    Experimental setup for single-cycle THz pulse generation by tilted pulse-front excitation.
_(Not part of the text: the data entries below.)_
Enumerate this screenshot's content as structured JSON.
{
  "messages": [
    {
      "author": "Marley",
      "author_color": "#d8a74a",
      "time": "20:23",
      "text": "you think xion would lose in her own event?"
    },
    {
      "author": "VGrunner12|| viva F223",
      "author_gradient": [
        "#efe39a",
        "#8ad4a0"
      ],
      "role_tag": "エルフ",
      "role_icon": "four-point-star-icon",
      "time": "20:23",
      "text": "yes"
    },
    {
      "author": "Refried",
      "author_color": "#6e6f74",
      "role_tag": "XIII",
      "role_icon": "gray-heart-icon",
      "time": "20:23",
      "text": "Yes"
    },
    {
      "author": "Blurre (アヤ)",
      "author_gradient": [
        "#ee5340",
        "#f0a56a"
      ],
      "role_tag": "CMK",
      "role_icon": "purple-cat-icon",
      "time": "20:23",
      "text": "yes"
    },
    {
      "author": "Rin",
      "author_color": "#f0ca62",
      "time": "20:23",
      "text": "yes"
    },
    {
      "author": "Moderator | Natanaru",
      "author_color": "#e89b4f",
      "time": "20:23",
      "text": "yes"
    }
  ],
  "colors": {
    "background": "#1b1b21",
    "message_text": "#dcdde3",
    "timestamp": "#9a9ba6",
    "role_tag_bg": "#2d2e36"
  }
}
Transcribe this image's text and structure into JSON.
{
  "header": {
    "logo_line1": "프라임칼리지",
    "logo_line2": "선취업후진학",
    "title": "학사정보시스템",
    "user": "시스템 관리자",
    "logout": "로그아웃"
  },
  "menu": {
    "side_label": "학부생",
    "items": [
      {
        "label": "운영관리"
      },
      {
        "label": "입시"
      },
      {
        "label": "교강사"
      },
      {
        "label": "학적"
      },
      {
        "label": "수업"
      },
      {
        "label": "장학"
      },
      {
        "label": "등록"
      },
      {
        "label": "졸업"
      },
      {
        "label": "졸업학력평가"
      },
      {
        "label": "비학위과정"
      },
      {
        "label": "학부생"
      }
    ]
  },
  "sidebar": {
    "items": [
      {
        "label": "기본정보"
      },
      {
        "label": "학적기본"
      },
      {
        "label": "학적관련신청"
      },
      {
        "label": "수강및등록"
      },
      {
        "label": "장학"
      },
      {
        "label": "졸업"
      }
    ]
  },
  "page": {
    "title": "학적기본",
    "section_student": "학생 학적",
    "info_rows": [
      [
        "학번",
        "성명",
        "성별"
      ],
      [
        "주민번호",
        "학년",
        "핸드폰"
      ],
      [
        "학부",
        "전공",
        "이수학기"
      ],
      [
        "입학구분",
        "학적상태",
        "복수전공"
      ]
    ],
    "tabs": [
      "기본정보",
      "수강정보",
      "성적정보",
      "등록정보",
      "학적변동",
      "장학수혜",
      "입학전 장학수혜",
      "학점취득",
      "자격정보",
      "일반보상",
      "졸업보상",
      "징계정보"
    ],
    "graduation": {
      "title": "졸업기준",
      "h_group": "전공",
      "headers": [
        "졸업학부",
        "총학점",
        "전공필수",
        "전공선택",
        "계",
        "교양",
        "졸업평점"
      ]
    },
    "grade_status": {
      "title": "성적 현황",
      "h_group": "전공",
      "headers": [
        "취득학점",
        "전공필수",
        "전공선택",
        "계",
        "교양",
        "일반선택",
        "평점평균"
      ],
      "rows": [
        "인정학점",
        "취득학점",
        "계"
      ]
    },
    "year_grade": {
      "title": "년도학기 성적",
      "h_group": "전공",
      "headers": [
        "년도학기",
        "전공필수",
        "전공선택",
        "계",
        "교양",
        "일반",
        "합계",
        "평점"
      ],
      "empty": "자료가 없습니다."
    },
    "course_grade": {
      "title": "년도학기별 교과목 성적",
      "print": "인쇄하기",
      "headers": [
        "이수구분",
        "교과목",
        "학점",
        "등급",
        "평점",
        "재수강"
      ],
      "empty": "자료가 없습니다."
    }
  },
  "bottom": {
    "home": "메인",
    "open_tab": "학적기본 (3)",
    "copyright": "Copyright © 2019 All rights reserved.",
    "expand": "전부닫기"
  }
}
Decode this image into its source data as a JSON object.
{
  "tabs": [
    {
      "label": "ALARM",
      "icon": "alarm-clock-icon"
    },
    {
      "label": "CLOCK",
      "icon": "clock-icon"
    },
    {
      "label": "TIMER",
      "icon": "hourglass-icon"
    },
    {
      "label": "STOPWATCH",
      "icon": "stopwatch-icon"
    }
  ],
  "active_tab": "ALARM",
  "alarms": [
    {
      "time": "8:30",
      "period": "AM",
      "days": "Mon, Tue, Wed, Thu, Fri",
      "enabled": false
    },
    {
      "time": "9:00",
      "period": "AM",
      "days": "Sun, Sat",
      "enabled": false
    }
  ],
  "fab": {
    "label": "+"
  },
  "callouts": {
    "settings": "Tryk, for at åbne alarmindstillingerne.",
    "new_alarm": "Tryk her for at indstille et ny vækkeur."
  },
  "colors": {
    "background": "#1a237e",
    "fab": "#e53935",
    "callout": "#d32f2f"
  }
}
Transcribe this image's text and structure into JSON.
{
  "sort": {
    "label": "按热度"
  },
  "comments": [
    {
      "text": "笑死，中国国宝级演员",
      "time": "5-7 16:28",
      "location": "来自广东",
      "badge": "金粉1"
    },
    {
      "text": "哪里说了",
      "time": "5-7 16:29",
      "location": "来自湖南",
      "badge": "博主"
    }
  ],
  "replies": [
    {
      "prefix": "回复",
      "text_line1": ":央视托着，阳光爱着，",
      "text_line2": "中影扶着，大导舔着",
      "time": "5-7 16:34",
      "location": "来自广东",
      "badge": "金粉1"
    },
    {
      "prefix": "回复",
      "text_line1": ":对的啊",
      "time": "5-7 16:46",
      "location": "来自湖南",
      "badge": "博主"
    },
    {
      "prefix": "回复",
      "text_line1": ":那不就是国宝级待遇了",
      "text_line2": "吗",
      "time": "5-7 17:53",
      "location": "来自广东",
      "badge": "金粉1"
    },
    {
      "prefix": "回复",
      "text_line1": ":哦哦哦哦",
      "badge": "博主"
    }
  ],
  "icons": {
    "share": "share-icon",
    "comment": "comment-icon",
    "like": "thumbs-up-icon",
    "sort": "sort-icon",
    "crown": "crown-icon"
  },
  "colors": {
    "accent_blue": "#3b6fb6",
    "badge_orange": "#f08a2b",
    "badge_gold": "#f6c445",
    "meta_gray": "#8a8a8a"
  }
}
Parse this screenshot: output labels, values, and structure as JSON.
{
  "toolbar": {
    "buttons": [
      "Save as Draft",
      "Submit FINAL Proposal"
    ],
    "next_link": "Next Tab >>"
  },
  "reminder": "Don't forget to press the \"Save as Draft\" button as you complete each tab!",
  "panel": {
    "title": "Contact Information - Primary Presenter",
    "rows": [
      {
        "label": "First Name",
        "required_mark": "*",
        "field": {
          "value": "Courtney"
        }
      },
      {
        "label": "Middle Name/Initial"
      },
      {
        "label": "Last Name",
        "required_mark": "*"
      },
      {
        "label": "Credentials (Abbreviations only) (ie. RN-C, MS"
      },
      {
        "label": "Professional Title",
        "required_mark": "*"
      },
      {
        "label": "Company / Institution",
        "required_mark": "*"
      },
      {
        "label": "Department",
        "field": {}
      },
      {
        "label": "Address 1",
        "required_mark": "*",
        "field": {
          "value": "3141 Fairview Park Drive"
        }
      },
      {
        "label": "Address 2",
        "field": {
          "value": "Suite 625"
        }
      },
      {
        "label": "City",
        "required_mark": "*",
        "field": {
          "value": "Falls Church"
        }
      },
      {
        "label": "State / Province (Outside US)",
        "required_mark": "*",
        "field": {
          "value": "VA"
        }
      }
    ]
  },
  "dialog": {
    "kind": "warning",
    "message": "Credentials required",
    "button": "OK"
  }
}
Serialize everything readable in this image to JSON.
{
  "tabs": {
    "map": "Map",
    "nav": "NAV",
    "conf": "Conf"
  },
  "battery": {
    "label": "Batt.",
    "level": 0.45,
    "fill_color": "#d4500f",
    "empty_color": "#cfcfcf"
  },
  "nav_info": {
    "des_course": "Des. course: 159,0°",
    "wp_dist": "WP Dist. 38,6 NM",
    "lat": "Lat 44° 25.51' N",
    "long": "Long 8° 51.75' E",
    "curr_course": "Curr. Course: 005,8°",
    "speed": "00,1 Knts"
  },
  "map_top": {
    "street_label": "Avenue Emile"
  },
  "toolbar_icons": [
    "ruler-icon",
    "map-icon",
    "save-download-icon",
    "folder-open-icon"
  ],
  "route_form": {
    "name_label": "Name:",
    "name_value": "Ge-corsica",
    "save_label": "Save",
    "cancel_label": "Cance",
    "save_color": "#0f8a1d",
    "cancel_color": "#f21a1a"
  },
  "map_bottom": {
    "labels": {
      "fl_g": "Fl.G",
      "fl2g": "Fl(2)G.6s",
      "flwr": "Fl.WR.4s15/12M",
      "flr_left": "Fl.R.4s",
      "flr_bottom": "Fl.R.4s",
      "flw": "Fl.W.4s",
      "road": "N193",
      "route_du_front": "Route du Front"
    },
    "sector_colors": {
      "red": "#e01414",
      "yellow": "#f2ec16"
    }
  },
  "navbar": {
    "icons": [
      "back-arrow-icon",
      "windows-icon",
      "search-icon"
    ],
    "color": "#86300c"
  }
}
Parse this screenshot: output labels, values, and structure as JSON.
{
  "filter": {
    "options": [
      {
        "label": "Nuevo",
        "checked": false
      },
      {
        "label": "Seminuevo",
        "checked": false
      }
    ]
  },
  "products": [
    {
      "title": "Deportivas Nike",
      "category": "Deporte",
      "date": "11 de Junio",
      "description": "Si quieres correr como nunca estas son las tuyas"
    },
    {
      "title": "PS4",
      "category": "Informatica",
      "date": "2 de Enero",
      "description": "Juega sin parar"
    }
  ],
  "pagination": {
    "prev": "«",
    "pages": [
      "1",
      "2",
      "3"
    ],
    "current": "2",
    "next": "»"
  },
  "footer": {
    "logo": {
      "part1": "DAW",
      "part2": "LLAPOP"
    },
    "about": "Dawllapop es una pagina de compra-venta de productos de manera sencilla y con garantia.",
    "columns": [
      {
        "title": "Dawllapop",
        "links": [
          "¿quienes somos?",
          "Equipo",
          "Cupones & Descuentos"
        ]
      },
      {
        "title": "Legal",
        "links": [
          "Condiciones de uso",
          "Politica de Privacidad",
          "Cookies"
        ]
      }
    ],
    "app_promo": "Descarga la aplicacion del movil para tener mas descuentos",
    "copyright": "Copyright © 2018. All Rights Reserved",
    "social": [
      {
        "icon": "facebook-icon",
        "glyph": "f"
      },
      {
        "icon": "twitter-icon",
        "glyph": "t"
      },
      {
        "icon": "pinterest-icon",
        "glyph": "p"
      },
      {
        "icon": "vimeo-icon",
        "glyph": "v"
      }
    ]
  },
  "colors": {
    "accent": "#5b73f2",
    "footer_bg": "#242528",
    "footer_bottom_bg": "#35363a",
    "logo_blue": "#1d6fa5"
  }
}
BS: beam splitter, HWP: half-wave plate, DG: diffraction grating, L: convex lens, C: optical chopper, LN: 1.3-mol% MgO-doped prismcut stoichiometric LiNbO3 crystal, WGP: wire grid polarizers, M1-M4: metal-coated off-axis parabolic mirrors, QWP: quarter-wave plate, WP: Wollaston prism, D1 & D2: photodetectors.
  • [FIG. 2.] Generated THz average power versus incident pump power (dots) and square law curve (solid).
    Generated THz average power versus incident pump power (dots) and square law curve (solid).
  • [FIG. 3.] Characteristics of single-cycle THz pulse. (a) Temporal profile of the THz pulse measured by electro-optic sampling and the 2000-fold magnification of the leading edge of the temporal THz waveform in y-axis (inset) and (b) the corresponding spectrum obtained by fast Fourier transform.
    Characteristics of single-cycle THz pulse. (a) Temporal profile of the THz pulse measured by electro-optic sampling and the 2000-fold magnification of the leading edge of the temporal THz waveform in y-axis (inset) and (b) the corresponding spectrum obtained by fast Fourier transform.
  • [FIG. 4.] (a) Spot size of the THz beam versus propagation distance from the emitter (inset: pump beam shape at entrance and exit facets) and (b) spatial beam profile of the THz beam at focal point between the parabolic mirrors M2 and M3.
    (a) Spot size of the THz beam versus propagation distance from the emitter (inset: pump beam shape at entrance and exit facets) and (b) spatial beam profile of the THz beam at focal point between the parabolic mirrors M2 and M3.
  • [FIG. 5.] Long-term stability of high-power THz wave generation system, measured for 20 hours. (a) THz electric field distribution and (b) the recorded peak value of the electric field as function of the operation time.
    Long-term stability of high-power THz wave generation system, measured for 20 hours. (a) THz electric field distribution and (b) the recorded peak value of the electric field as function of the operation time.